The Best Plastic Bowling Balls With Cores on the Market Today (Plus a Few Discontinued Options)

For highly competitive bowlers who want to fully ball down to the least aggressive ball possible without sacrificing hitting power it may make sense to use urethane but these days there is a new type of bowling ball on the market that may make even more sense to you.

A Plastic Ball With a High Performance Core.

If you were to throw a plastic ball with a core you would probably tell your bowling friends that it felt like the weakest reactive resin ball you’ve ever thrown – they simply don’t look or feel like urethane even if they hook about the same amount as urethane equipment does.

If you’ve never thrown a urethane bowling ball you should know that categorically urethane balls hook the earliest of all bowling equipment on the market but they don’t hook very much.

See this post for a list and review of all urethane balls for sale today.

They will read friction before any other style of ball but they won’t overreact to it – instead they will slowly and continuously hook from the friction start point all the way to the pin deck.

With a polyester ball however they will slide through oil regardless of how heavy it is and then when it touches the dry boards outside and down-lane it will start to hook toward the pocket.

For resin balls this is kind of like a skid-flip ball shape, with a plastic with core ball however its more like a skid-push style roll. They will skid through the oil and then slowly start to hook pushing through the pins with drive due to the high performance core they possess.

In contrast most plastic balls use a pancake core that does nothing or drive or pin carry. This is one reason they are used for spares.

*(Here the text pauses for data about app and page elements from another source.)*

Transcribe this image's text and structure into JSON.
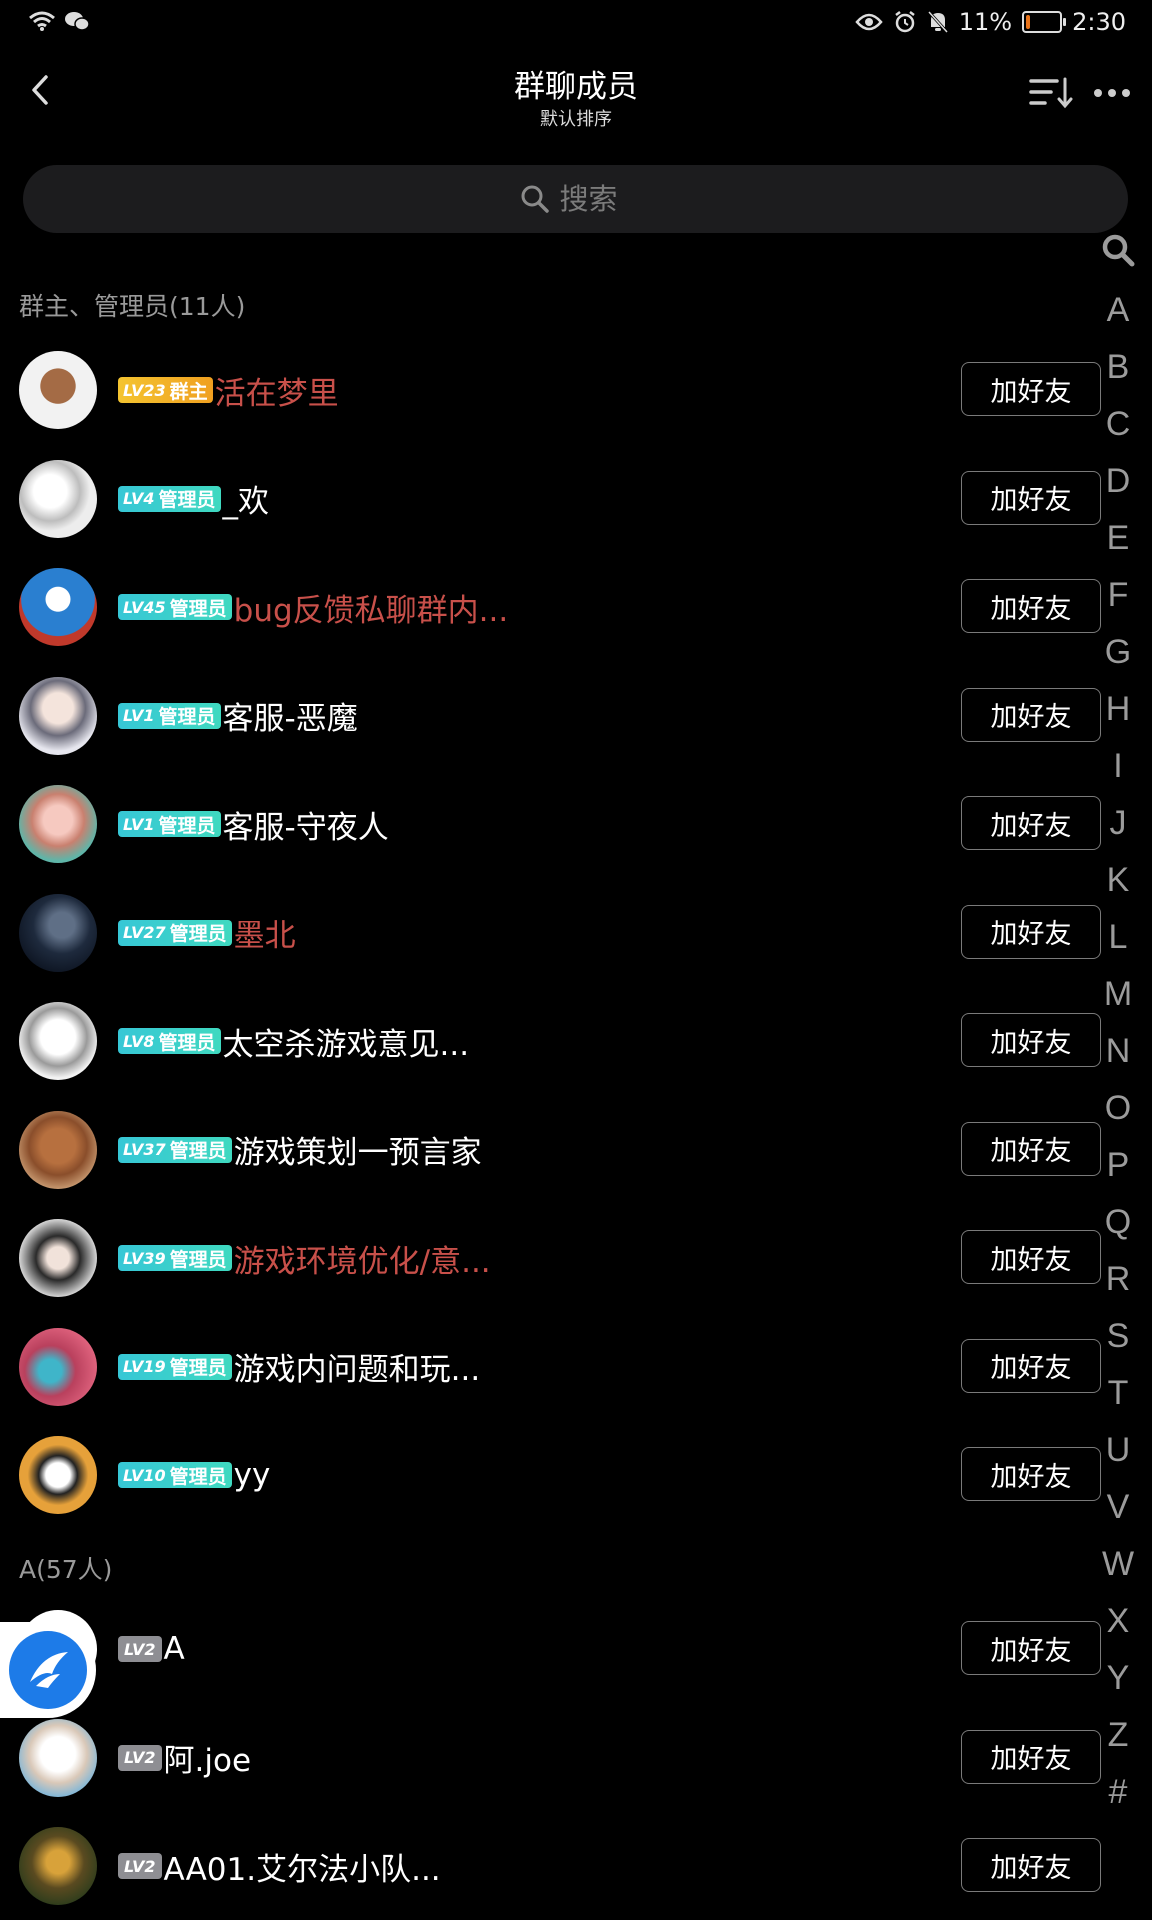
{
  "status_bar": {
    "battery_text": "11%",
    "time": "2:30",
    "battery_level": 0.11
  },
  "header": {
    "title": "群聊成员",
    "subtitle": "默认排序"
  },
  "search": {
    "placeholder": "搜索"
  },
  "sections": {
    "admins": {
      "title": "群主、管理员(11人)",
      "members": [
        {
          "level": "LV23",
          "role": "群主",
          "name": "活在梦里",
          "highlight": true
        },
        {
          "level": "LV4",
          "role": "管理员",
          "name": "_欢",
          "highlight": false
        },
        {
          "level": "LV45",
          "role": "管理员",
          "name": "bug反馈私聊群内...",
          "highlight": true
        },
        {
          "level": "LV1",
          "role": "管理员",
          "name": "客服-恶魔",
          "highlight": false
        },
        {
          "level": "LV1",
          "role": "管理员",
          "name": "客服-守夜人",
          "highlight": false
        },
        {
          "level": "LV27",
          "role": "管理员",
          "name": "墨北",
          "highlight": true
        },
        {
          "level": "LV8",
          "role": "管理员",
          "name": "太空杀游戏意见...",
          "highlight": false
        },
        {
          "level": "LV37",
          "role": "管理员",
          "name": "游戏策划一预言家",
          "highlight": false
        },
        {
          "level": "LV39",
          "role": "管理员",
          "name": "游戏环境优化/意...",
          "highlight": true
        },
        {
          "level": "LV19",
          "role": "管理员",
          "name": "游戏内问题和玩...",
          "highlight": false
        },
        {
          "level": "LV10",
          "role": "管理员",
          "name": "yy",
          "highlight": false
        }
      ]
    },
    "a_group": {
      "title": "A(57人)",
      "members": [
        {
          "level": "LV2",
          "role": "",
          "name": "A",
          "highlight": false
        },
        {
          "level": "LV2",
          "role": "",
          "name": "阿.joe",
          "highlight": false
        },
        {
          "level": "LV2",
          "role": "",
          "name": "AA01.艾尔法小队...",
          "highlight": false
        }
      ]
    }
  },
  "add_friend_label": "加好友",
  "index_letters": [
    "A",
    "B",
    "C",
    "D",
    "E",
    "F",
    "G",
    "H",
    "I",
    "J",
    "K",
    "L",
    "M",
    "N",
    "O",
    "P",
    "Q",
    "R",
    "S",
    "T",
    "U",
    "V",
    "W",
    "X",
    "Y",
    "Z",
    "#"
  ],
  "colors": {
    "background": "#000000",
    "highlight_name": "#c8504a",
    "owner_badge": "#f4c430",
    "admin_badge": "#3fd9c0"
  }
}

For a plastic ball with a core however the small down-lane movement is coupled with a strong drive through the pins that can’t be matched by balls using a pancake weight block.

These days the vast majority of balls made are made from some form of particle resin with a number of included additives to alter the shape of hook. These balls use fancy cores that help in getting the bal to drive through the pins rather than deflect off of them.

Next in popularity are the urethane balls which are meant to read the friction and start hooking the soonest but not actually hook very much.

These balls do great when you want to throw a ball and have a predictable spot on the lanes where the hook begins and know that the ball won’t over hook in most situations.

If however you don’t want the ball to hook earl;y then that’s where the plastic ball with modern core comes along. They are the least common style ball on the market if you ask me but for high rev bowlers or for any bowler faced with a burn condition the top-of-the-line core placed inside of a polyester shell is a godsend.

Right no there are only a few options on the market.

Below I’ll discuss each one in more detail but to summarize I’ll give you the list of currently sold balls (as of 2019) that fit this description.

  1. The Track Spare + (Plus) – This ball uses a normal run-of-the-mill plastic coverstock and couples it with a really aggressive asymmetrical core that gives this ball movement down-lane and drive through the pocket… even when you get it into a skid through the oil line or get a little fast with your release.
  2. The Hammer Widow Spare – Hammer’s plastic offering is another polyester shell surrounding an outstandingly aggressive asymmetrical “Gas Mask” core. The plastic coverstock gives it the length and low hook and the core gives it it’s drive through the pins. The ball doesn’t skid through the dry back end but rather starts to hook through it.
  3. Lane 1 XXXL Buzzsaw – Lane 1 is practically a defunct company now and as such this ball won’t be found new on any shelf anytime soon. If you do see a used version of it somewhere you should know it’s a high performance spare ball unlike the normal plastic ball in your bag. You may not want to throw it at 10-pins but for dried out patterns at the end of a block this plastic ball will skid over the dry mids and actually drive through the pocket unlike typical spare balls on the market.
  4. The Hammer True Blood – This is a plastic ball with a higher performance symmetric core for the late soft hook and drive. This ball is not currently in production however so you may only be able to find it on used racks and perhaps on eBay.
  5. The Hammer Taboo Spare Ball – Another discontinued plastic ball with an asymmetric core. The core is the high mass bias gas mask core making it very similar to the the newer Widow Spare mentioned above.

As I find information of alternatives to these high performance plastic balls I’ll information to this list and to this post.